====== Recorded data

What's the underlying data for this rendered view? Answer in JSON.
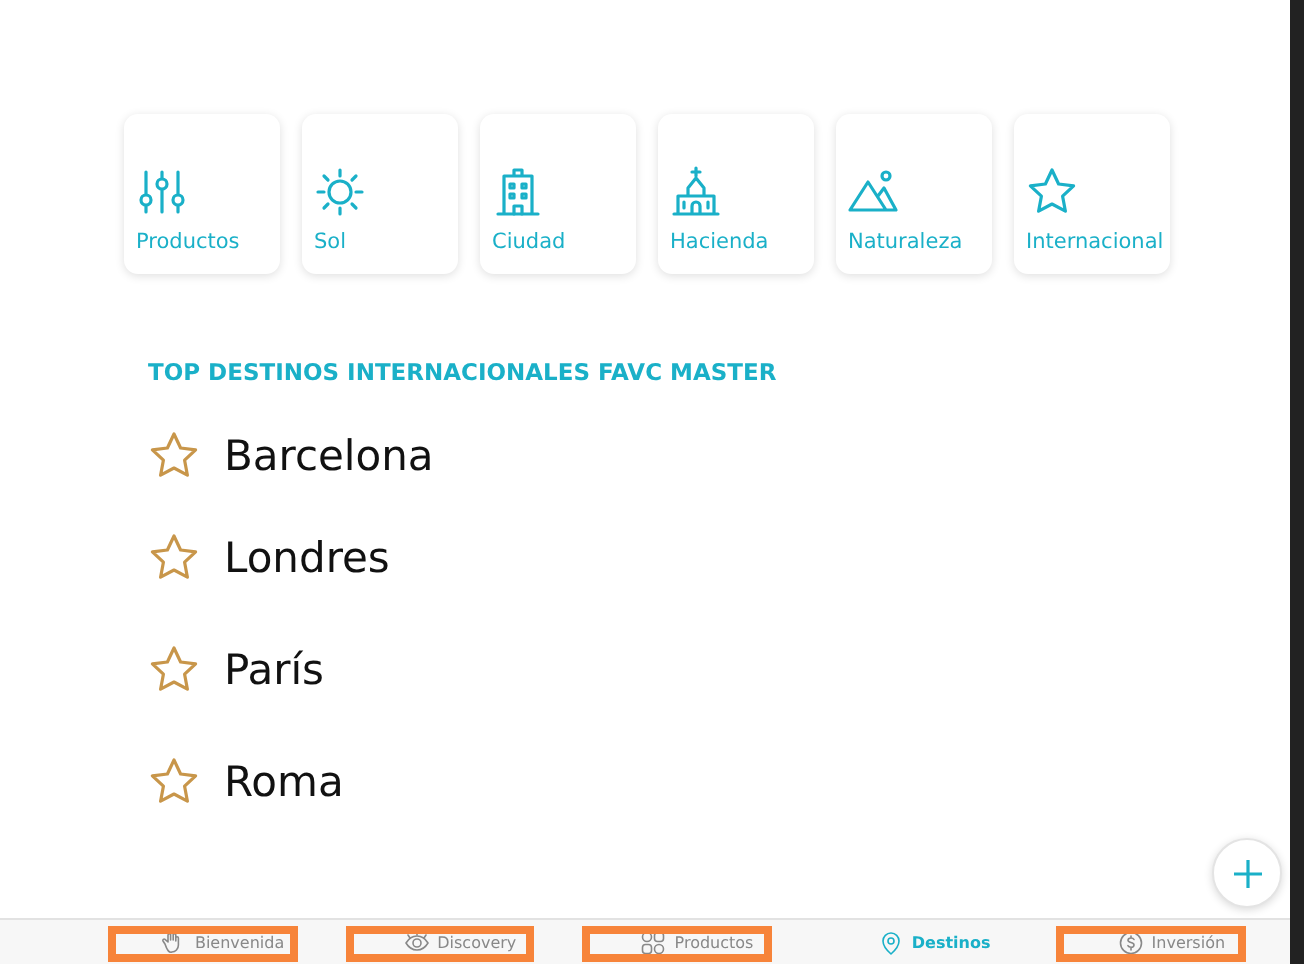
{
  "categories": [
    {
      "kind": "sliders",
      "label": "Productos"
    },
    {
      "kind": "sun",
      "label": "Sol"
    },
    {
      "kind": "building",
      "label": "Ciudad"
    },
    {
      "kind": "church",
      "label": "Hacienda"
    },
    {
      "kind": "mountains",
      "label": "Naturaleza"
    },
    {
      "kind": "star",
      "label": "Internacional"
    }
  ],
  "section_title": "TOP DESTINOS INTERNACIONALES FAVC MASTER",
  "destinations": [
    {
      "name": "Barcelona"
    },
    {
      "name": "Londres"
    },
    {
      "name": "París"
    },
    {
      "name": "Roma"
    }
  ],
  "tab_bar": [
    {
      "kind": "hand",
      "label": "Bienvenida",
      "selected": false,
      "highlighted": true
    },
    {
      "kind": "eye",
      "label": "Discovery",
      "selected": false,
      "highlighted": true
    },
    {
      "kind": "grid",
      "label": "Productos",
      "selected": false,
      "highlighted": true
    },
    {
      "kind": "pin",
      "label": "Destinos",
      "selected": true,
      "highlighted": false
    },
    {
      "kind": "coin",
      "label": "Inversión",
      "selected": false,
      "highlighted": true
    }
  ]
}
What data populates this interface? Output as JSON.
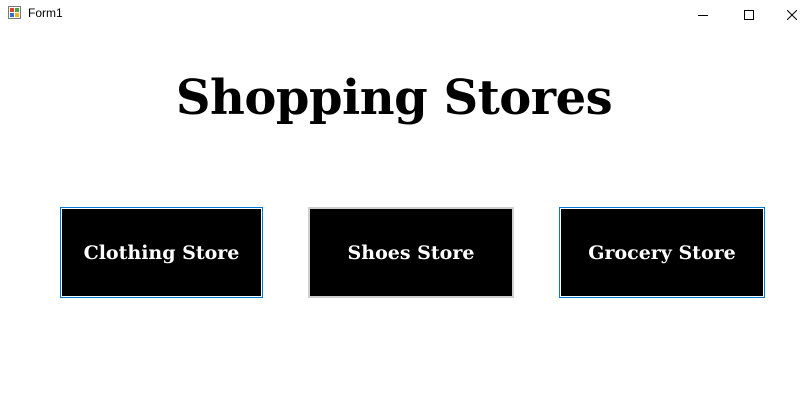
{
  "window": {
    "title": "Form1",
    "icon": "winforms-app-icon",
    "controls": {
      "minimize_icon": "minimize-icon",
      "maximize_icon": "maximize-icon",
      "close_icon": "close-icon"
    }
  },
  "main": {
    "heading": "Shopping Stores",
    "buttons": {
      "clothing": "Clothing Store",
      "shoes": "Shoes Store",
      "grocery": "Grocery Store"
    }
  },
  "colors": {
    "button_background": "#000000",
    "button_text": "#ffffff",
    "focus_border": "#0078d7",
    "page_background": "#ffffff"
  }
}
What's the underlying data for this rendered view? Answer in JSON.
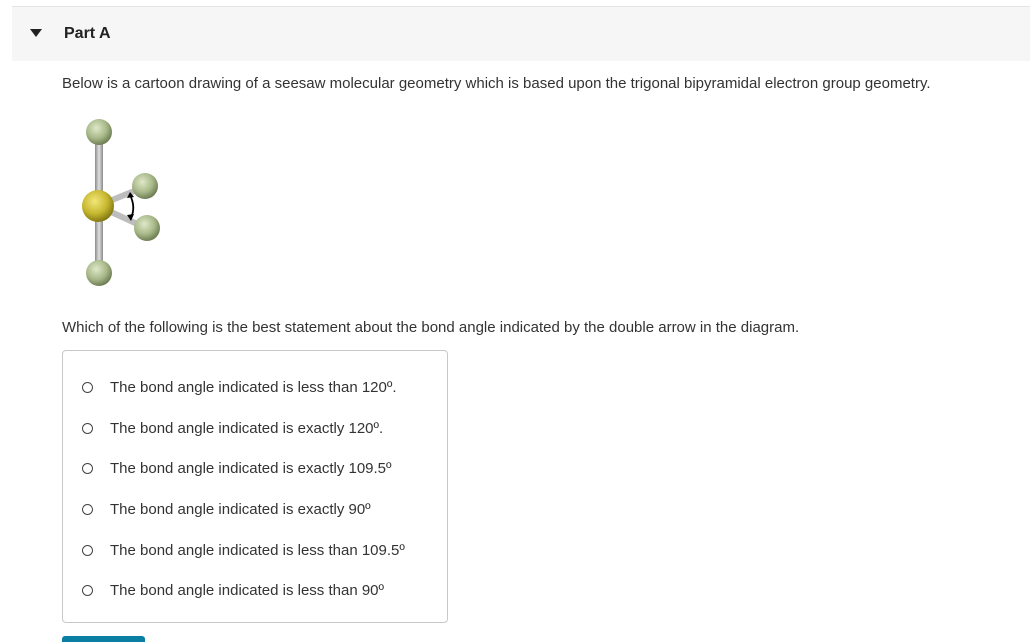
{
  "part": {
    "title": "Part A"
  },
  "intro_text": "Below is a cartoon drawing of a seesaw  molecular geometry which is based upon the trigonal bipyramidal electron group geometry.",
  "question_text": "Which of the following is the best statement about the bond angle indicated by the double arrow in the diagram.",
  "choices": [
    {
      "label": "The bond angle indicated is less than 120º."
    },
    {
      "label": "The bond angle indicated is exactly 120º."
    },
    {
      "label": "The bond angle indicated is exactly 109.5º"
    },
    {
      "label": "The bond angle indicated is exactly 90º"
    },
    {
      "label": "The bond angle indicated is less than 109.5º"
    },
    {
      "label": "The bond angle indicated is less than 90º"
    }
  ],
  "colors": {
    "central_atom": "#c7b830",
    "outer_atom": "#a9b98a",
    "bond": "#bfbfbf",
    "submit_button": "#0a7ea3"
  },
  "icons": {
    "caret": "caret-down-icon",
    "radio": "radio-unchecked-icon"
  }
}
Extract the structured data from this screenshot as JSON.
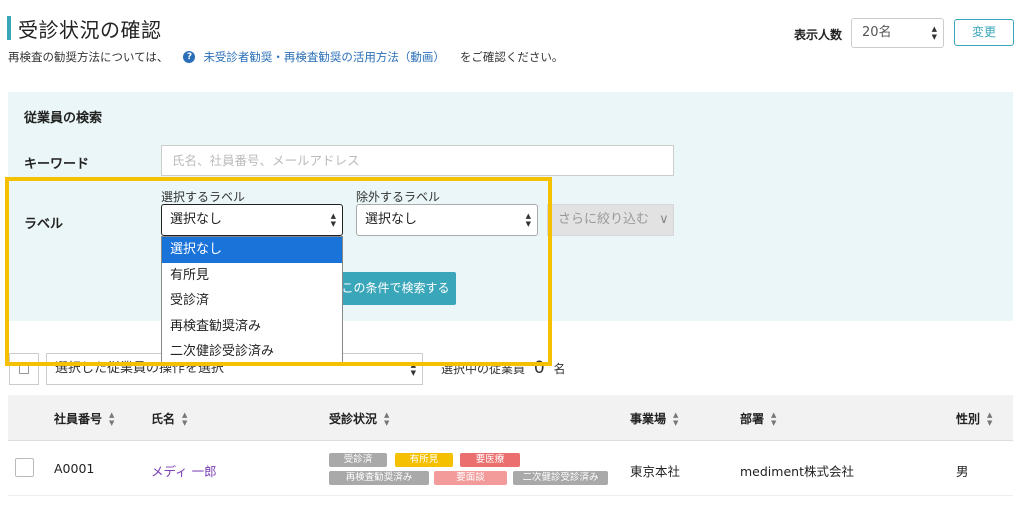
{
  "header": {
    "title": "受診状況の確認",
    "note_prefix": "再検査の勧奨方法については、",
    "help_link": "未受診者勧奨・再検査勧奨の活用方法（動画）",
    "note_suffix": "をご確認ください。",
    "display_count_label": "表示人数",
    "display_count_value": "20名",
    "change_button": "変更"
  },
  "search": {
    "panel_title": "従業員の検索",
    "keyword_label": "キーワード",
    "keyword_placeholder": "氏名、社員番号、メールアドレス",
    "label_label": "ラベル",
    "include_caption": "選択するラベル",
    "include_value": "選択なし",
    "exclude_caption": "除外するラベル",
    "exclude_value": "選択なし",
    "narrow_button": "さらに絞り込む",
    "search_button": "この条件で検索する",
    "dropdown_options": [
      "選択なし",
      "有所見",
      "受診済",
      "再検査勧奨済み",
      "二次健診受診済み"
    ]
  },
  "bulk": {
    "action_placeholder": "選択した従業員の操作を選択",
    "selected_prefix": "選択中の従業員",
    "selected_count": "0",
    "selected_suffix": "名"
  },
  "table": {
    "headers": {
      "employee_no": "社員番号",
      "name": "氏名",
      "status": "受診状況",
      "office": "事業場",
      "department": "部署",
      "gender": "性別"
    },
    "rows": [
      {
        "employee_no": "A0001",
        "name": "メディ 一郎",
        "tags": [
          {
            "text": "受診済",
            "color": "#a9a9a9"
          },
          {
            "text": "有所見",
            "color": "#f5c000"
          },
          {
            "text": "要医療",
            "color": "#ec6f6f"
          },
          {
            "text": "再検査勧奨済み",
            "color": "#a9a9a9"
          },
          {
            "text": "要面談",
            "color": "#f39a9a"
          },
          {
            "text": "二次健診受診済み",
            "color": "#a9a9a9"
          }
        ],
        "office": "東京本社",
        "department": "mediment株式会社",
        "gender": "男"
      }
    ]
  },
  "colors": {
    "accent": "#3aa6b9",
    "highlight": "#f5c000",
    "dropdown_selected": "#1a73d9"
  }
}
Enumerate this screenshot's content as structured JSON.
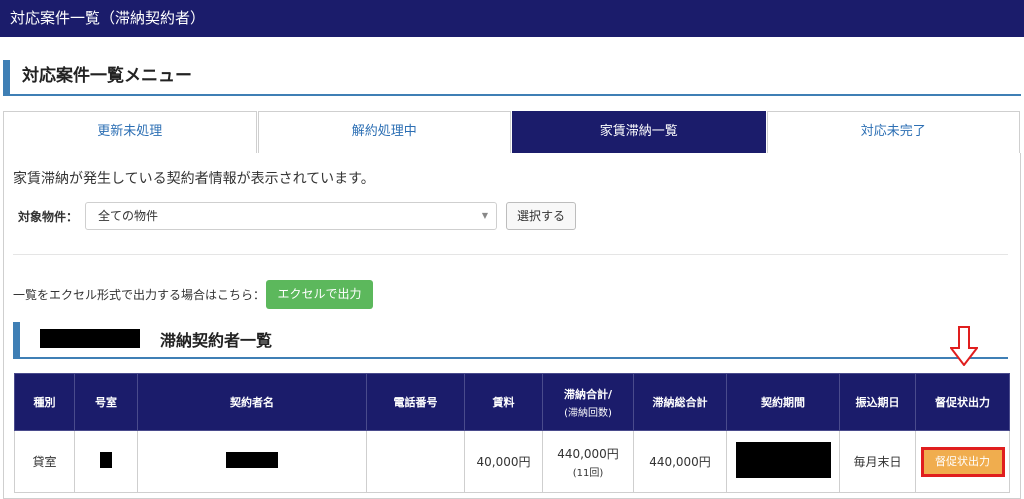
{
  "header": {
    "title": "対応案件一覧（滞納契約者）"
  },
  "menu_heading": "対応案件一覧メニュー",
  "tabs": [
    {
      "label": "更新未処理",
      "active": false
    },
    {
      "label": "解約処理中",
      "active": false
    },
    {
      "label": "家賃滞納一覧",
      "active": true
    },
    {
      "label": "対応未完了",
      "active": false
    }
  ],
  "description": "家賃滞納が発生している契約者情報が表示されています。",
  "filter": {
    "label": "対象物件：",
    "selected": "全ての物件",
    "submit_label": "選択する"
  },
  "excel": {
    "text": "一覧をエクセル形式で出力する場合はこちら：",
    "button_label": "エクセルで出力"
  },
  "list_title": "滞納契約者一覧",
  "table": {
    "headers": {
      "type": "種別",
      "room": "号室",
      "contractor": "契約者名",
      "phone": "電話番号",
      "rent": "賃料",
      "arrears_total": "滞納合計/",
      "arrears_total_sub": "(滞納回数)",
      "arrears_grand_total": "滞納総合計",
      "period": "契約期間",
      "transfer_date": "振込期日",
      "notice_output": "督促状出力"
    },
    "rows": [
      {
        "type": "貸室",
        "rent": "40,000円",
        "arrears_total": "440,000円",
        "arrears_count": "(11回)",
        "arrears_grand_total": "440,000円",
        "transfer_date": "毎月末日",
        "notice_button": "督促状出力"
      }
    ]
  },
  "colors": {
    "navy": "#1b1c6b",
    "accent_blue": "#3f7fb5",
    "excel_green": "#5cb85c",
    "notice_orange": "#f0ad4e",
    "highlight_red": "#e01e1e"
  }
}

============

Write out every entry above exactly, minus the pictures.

What's the underlying data for this rendered view? Answer in JSON.
{
  "categories": [
    {
      "kind": "sliders",
      "label": "Productos"
    },
    {
      "kind": "sun",
      "label": "Sol"
    },
    {
      "kind": "building",
      "label": "Ciudad"
    },
    {
      "kind": "church",
      "label": "Hacienda"
    },
    {
      "kind": "mountains",
      "label": "Naturaleza"
    },
    {
      "kind": "star",
      "label": "Internacional"
    }
  ],
  "section_title": "TOP DESTINOS INTERNACIONALES FAVC MASTER",
  "destinations": [
    {
      "name": "Barcelona"
    },
    {
      "name": "Londres"
    },
    {
      "name": "París"
    },
    {
      "name": "Roma"
    }
  ],
  "tab_bar": [
    {
      "kind": "hand",
      "label": "Bienvenida",
      "selected": false,
      "highlighted": true
    },
    {
      "kind": "eye",
      "label": "Discovery",
      "selected": false,
      "highlighted": true
    },
    {
      "kind": "grid",
      "label": "Productos",
      "selected": false,
      "highlighted": true
    },
    {
      "kind": "pin",
      "label": "Destinos",
      "selected": true,
      "highlighted": false
    },
    {
      "kind": "coin",
      "label": "Inversión",
      "selected": false,
      "highlighted": true
    }
  ]
}
What data populates this interface? Output as JSON.
{
  "window": {
    "title": "Form1",
    "icon": "winforms-app-icon",
    "controls": {
      "minimize_icon": "minimize-icon",
      "maximize_icon": "maximize-icon",
      "close_icon": "close-icon"
    }
  },
  "main": {
    "heading": "Shopping Stores",
    "buttons": {
      "clothing": "Clothing Store",
      "shoes": "Shoes Store",
      "grocery": "Grocery Store"
    }
  },
  "colors": {
    "button_background": "#000000",
    "button_text": "#ffffff",
    "focus_border": "#0078d7",
    "page_background": "#ffffff"
  }
}
What's the underlying data for this rendered view? Answer in JSON.
{
  "part": {
    "title": "Part A"
  },
  "intro_text": "Below is a cartoon drawing of a seesaw  molecular geometry which is based upon the trigonal bipyramidal electron group geometry.",
  "question_text": "Which of the following is the best statement about the bond angle indicated by the double arrow in the diagram.",
  "choices": [
    {
      "label": "The bond angle indicated is less than 120º."
    },
    {
      "label": "The bond angle indicated is exactly 120º."
    },
    {
      "label": "The bond angle indicated is exactly 109.5º"
    },
    {
      "label": "The bond angle indicated is exactly 90º"
    },
    {
      "label": "The bond angle indicated is less than 109.5º"
    },
    {
      "label": "The bond angle indicated is less than 90º"
    }
  ],
  "colors": {
    "central_atom": "#c7b830",
    "outer_atom": "#a9b98a",
    "bond": "#bfbfbf",
    "submit_button": "#0a7ea3"
  },
  "icons": {
    "caret": "caret-down-icon",
    "radio": "radio-unchecked-icon"
  }
}
Extract the structured data from this screenshot as JSON.
{
  "header": {
    "title": "受診状況の確認",
    "note_prefix": "再検査の勧奨方法については、",
    "help_link": "未受診者勧奨・再検査勧奨の活用方法（動画）",
    "note_suffix": "をご確認ください。",
    "display_count_label": "表示人数",
    "display_count_value": "20名",
    "change_button": "変更"
  },
  "search": {
    "panel_title": "従業員の検索",
    "keyword_label": "キーワード",
    "keyword_placeholder": "氏名、社員番号、メールアドレス",
    "label_label": "ラベル",
    "include_caption": "選択するラベル",
    "include_value": "選択なし",
    "exclude_caption": "除外するラベル",
    "exclude_value": "選択なし",
    "narrow_button": "さらに絞り込む",
    "search_button": "この条件で検索する",
    "dropdown_options": [
      "選択なし",
      "有所見",
      "受診済",
      "再検査勧奨済み",
      "二次健診受診済み"
    ]
  },
  "bulk": {
    "action_placeholder": "選択した従業員の操作を選択",
    "selected_prefix": "選択中の従業員",
    "selected_count": "0",
    "selected_suffix": "名"
  },
  "table": {
    "headers": {
      "employee_no": "社員番号",
      "name": "氏名",
      "status": "受診状況",
      "office": "事業場",
      "department": "部署",
      "gender": "性別"
    },
    "rows": [
      {
        "employee_no": "A0001",
        "name": "メディ 一郎",
        "tags": [
          {
            "text": "受診済",
            "color": "#a9a9a9"
          },
          {
            "text": "有所見",
            "color": "#f5c000"
          },
          {
            "text": "要医療",
            "color": "#ec6f6f"
          },
          {
            "text": "再検査勧奨済み",
            "color": "#a9a9a9"
          },
          {
            "text": "要面談",
            "color": "#f39a9a"
          },
          {
            "text": "二次健診受診済み",
            "color": "#a9a9a9"
          }
        ],
        "office": "東京本社",
        "department": "mediment株式会社",
        "gender": "男"
      }
    ]
  },
  "colors": {
    "accent": "#3aa6b9",
    "highlight": "#f5c000",
    "dropdown_selected": "#1a73d9"
  }
}
Enumerate this screenshot's content as structured JSON.
{
  "header": {
    "title": "対応案件一覧（滞納契約者）"
  },
  "menu_heading": "対応案件一覧メニュー",
  "tabs": [
    {
      "label": "更新未処理",
      "active": false
    },
    {
      "label": "解約処理中",
      "active": false
    },
    {
      "label": "家賃滞納一覧",
      "active": true
    },
    {
      "label": "対応未完了",
      "active": false
    }
  ],
  "description": "家賃滞納が発生している契約者情報が表示されています。",
  "filter": {
    "label": "対象物件：",
    "selected": "全ての物件",
    "submit_label": "選択する"
  },
  "excel": {
    "text": "一覧をエクセル形式で出力する場合はこちら：",
    "button_label": "エクセルで出力"
  },
  "list_title": "滞納契約者一覧",
  "table": {
    "headers": {
      "type": "種別",
      "room": "号室",
      "contractor": "契約者名",
      "phone": "電話番号",
      "rent": "賃料",
      "arrears_total": "滞納合計/",
      "arrears_total_sub": "(滞納回数)",
      "arrears_grand_total": "滞納総合計",
      "period": "契約期間",
      "transfer_date": "振込期日",
      "notice_output": "督促状出力"
    },
    "rows": [
      {
        "type": "貸室",
        "rent": "40,000円",
        "arrears_total": "440,000円",
        "arrears_count": "(11回)",
        "arrears_grand_total": "440,000円",
        "transfer_date": "毎月末日",
        "notice_button": "督促状出力"
      }
    ]
  },
  "colors": {
    "navy": "#1b1c6b",
    "accent_blue": "#3f7fb5",
    "excel_green": "#5cb85c",
    "notice_orange": "#f0ad4e",
    "highlight_red": "#e01e1e"
  }
}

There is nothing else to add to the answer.